» Requirement
Show every line of the data that includes the word "Advanced".

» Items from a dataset
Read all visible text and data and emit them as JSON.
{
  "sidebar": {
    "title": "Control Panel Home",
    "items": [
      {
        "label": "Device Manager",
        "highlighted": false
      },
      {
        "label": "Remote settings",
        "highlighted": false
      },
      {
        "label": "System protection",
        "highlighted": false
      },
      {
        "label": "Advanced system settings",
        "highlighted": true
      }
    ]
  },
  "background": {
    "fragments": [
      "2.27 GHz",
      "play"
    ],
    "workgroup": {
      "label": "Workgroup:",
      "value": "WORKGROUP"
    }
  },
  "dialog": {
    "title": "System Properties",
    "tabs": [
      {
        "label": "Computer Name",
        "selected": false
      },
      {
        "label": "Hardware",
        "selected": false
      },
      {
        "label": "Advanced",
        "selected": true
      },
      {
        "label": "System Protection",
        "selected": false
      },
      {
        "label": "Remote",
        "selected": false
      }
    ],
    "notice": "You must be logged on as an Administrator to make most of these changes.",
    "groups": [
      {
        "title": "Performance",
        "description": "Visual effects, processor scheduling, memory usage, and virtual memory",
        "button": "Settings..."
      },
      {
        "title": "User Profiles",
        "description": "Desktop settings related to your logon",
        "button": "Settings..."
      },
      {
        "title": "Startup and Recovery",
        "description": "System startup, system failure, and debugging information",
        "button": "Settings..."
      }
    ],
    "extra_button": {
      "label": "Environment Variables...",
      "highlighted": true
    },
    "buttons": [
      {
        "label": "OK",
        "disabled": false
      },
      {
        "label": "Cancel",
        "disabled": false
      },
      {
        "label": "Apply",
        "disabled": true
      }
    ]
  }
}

» The completed task
        "label": "Advanced system settings",
        "label": "Advanced",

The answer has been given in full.